Action item:
Across the listing that follows, work out how many lines carry the string "watermark". Provide that number and nothing else.

Source material:
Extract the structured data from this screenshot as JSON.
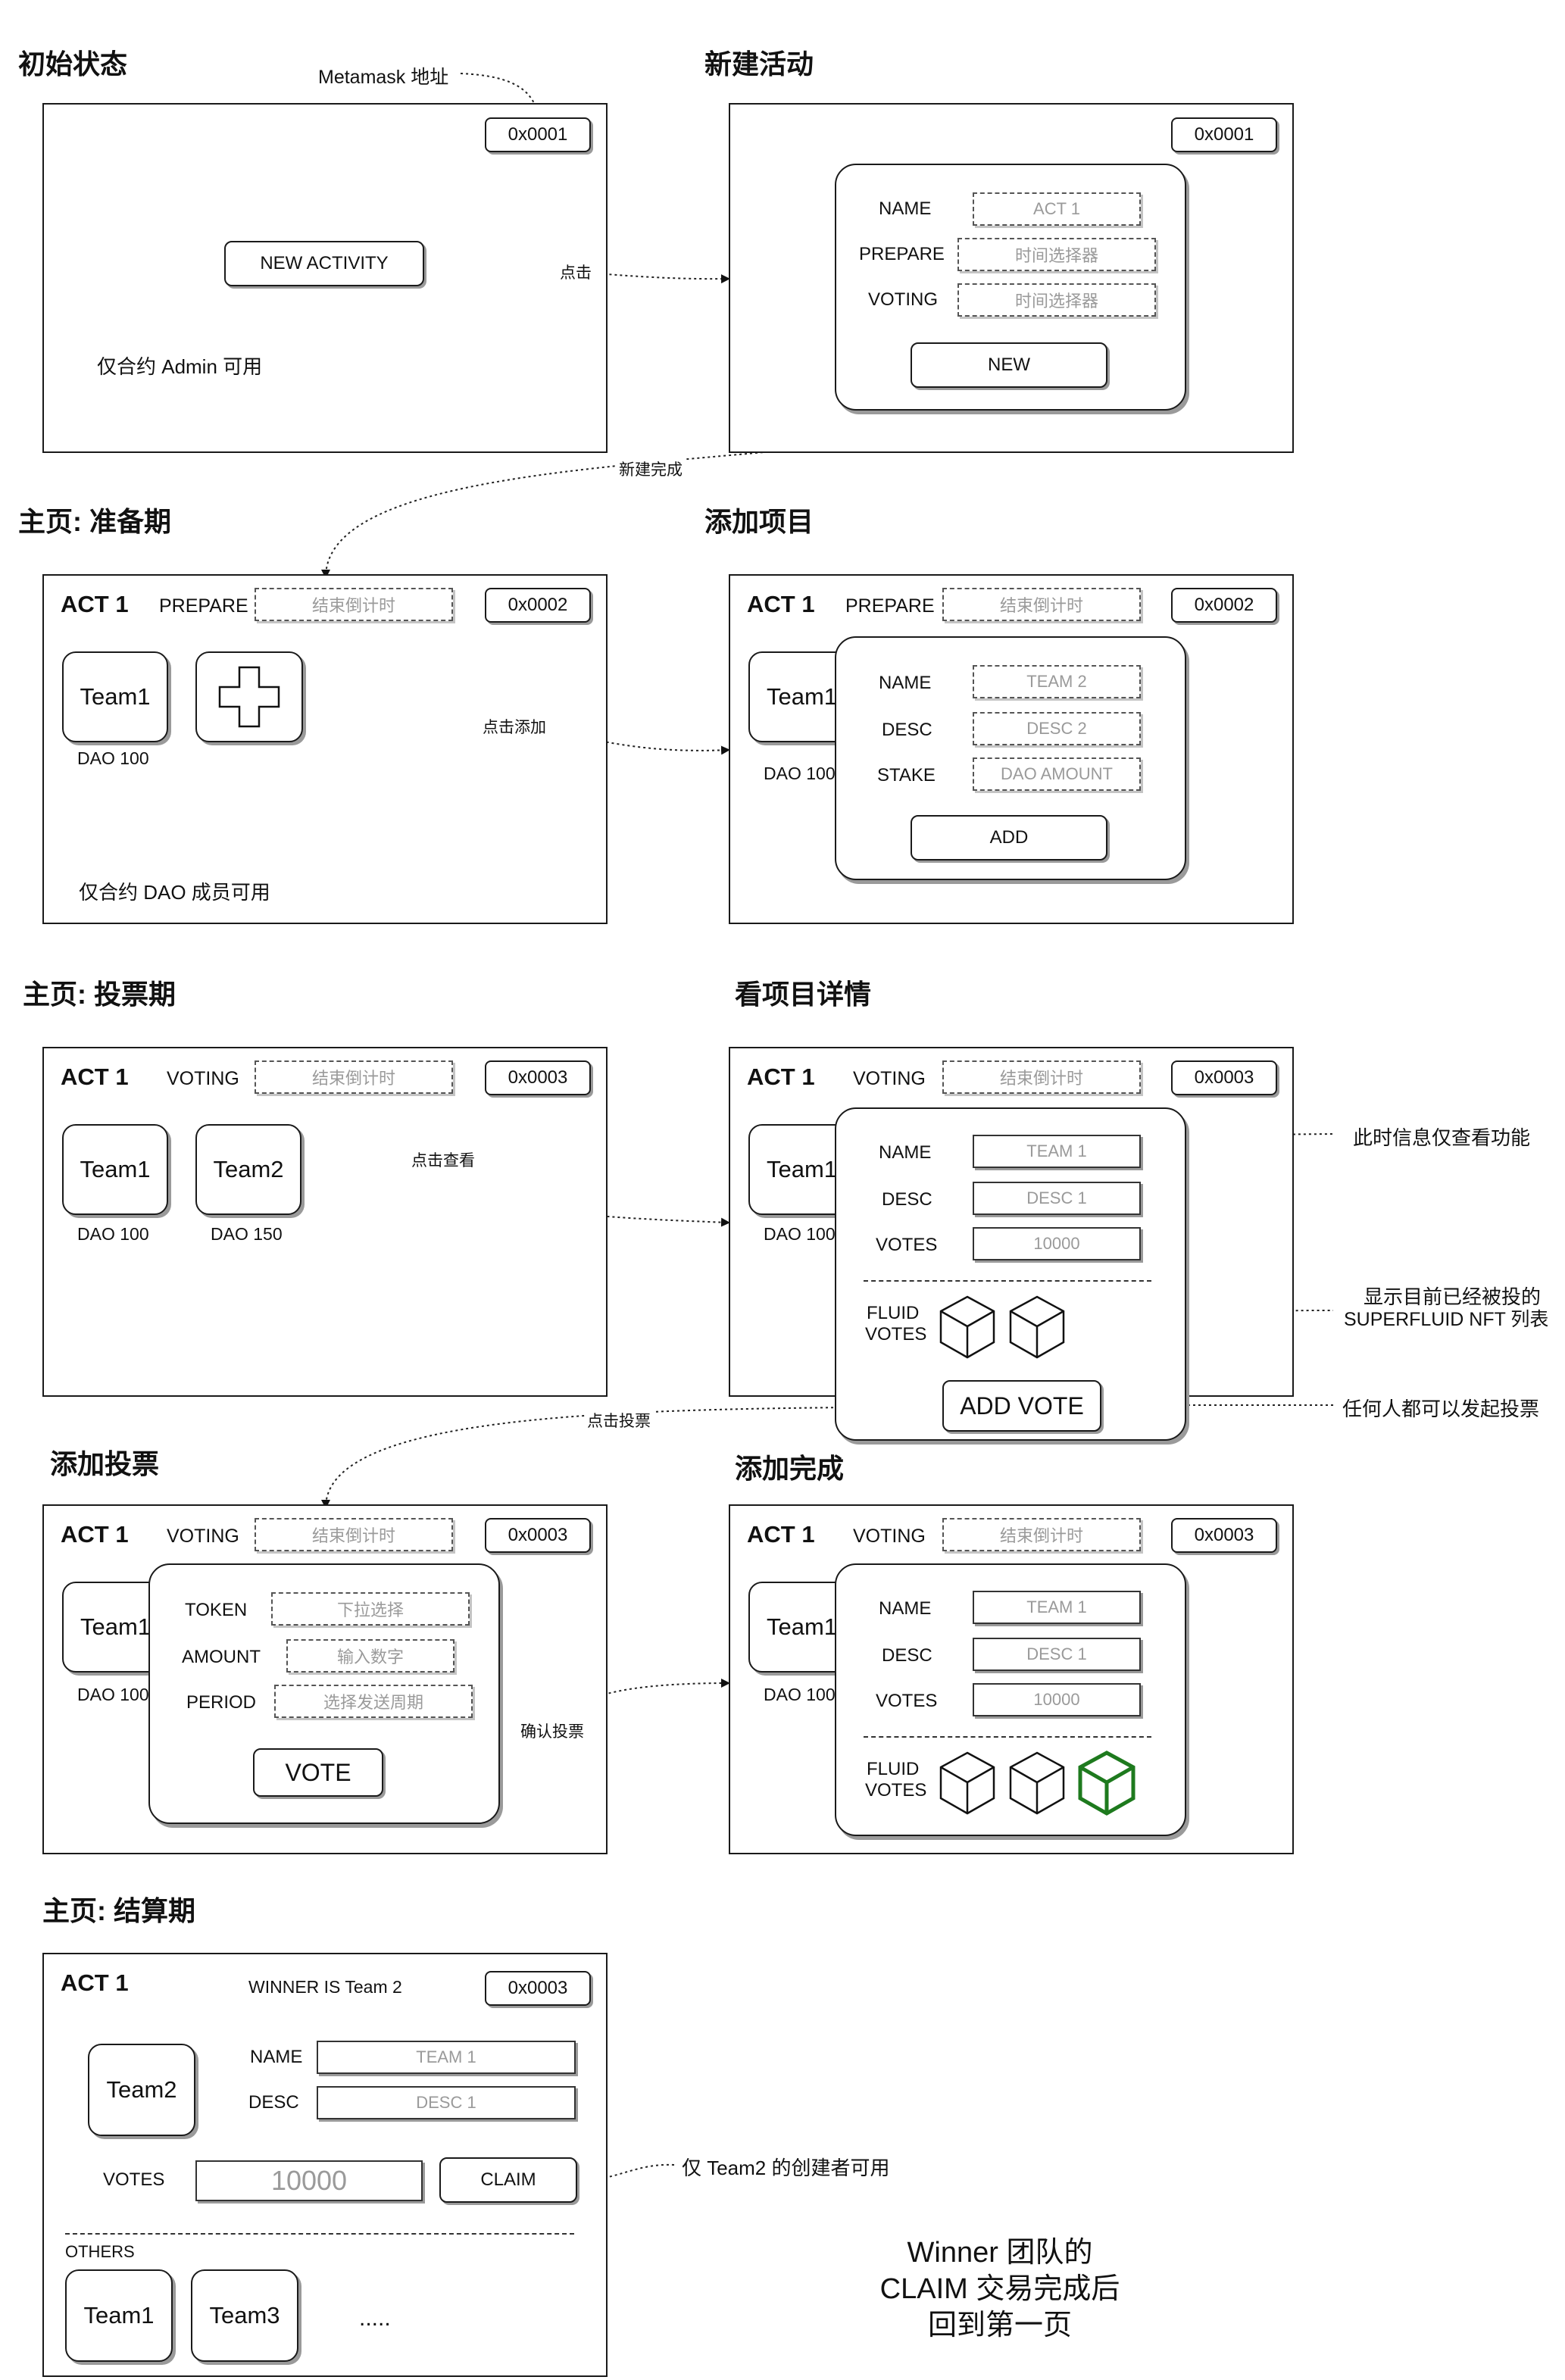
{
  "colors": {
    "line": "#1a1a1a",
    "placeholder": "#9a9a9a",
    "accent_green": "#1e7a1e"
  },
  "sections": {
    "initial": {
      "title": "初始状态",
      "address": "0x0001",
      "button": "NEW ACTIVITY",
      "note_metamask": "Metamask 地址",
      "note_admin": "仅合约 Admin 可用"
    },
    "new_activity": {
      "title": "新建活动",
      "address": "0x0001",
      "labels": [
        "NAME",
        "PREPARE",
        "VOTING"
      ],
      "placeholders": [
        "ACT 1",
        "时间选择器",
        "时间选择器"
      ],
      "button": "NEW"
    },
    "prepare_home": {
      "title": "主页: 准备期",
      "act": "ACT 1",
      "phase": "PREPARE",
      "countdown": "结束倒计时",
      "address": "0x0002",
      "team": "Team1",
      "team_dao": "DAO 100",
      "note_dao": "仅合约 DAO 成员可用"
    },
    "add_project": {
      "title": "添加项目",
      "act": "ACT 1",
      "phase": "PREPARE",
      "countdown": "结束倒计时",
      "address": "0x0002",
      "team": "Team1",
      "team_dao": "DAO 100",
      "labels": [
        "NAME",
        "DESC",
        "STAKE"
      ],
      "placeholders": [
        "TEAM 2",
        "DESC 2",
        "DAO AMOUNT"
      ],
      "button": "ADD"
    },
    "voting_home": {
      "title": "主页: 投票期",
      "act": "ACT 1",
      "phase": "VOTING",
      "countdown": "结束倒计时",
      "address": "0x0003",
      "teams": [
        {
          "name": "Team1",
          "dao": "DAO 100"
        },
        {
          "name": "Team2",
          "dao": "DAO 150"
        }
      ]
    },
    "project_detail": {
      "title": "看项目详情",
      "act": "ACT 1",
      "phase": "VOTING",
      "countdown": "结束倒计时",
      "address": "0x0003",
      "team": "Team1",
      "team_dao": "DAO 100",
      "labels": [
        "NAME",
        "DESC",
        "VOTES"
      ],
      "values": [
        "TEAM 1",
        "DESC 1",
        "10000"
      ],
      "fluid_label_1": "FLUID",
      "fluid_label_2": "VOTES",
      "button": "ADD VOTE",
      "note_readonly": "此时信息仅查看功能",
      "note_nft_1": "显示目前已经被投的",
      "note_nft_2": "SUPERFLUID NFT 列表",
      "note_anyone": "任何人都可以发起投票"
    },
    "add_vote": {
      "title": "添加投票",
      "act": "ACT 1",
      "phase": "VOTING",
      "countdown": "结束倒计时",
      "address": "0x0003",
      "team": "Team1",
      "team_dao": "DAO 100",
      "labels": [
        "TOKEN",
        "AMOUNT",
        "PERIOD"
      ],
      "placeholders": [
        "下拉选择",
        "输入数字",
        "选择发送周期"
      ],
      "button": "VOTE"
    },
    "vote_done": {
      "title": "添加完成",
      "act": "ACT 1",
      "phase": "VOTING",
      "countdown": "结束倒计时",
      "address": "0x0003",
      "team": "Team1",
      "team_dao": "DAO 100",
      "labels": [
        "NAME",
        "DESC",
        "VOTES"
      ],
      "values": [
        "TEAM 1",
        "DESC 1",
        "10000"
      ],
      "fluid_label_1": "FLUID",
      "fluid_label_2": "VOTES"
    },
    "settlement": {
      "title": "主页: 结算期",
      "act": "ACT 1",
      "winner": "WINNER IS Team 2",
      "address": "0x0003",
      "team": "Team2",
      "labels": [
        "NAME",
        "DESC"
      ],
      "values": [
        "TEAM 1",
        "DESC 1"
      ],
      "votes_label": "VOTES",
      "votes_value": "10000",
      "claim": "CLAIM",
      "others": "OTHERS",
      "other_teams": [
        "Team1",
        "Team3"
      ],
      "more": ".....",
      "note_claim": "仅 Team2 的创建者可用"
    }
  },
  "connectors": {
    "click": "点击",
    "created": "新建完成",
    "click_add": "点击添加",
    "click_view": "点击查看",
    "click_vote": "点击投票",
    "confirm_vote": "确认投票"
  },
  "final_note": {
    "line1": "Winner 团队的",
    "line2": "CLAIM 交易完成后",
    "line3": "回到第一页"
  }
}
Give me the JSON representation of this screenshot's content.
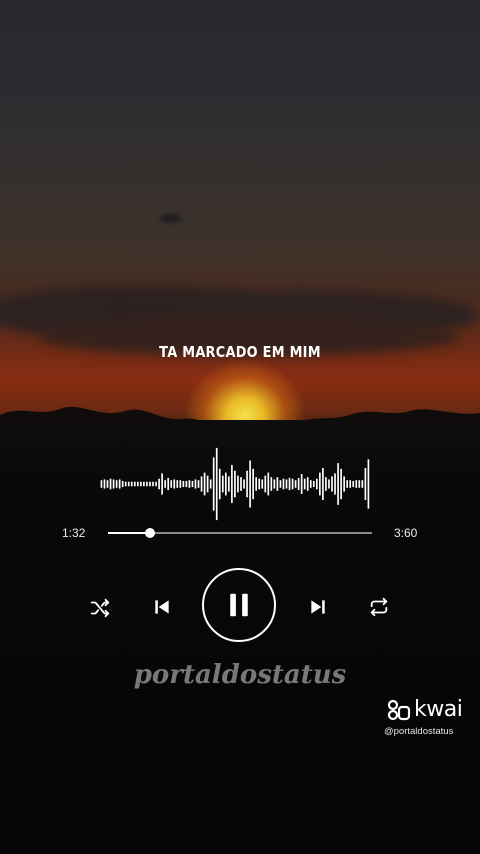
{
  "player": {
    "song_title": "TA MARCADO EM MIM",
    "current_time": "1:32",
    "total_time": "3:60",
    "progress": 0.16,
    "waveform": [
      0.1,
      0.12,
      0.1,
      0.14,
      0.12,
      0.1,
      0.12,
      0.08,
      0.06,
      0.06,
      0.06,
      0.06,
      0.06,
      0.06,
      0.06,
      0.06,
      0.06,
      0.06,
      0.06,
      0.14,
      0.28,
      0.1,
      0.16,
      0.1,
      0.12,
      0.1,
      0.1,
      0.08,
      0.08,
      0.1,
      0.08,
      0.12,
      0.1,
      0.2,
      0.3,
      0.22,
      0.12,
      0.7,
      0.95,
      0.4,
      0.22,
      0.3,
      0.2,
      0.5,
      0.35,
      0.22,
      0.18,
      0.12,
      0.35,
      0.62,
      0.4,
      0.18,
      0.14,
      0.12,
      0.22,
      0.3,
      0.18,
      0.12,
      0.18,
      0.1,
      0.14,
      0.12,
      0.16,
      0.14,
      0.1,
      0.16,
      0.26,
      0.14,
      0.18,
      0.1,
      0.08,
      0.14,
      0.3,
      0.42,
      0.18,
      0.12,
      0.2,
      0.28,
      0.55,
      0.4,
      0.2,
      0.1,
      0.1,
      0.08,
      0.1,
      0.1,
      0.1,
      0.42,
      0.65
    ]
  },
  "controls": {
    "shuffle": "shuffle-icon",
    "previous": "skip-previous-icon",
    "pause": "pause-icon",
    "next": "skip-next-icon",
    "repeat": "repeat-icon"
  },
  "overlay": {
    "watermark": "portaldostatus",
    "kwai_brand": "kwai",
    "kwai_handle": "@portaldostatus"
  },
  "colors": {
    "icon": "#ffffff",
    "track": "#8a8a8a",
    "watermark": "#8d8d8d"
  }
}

Exercise result:
2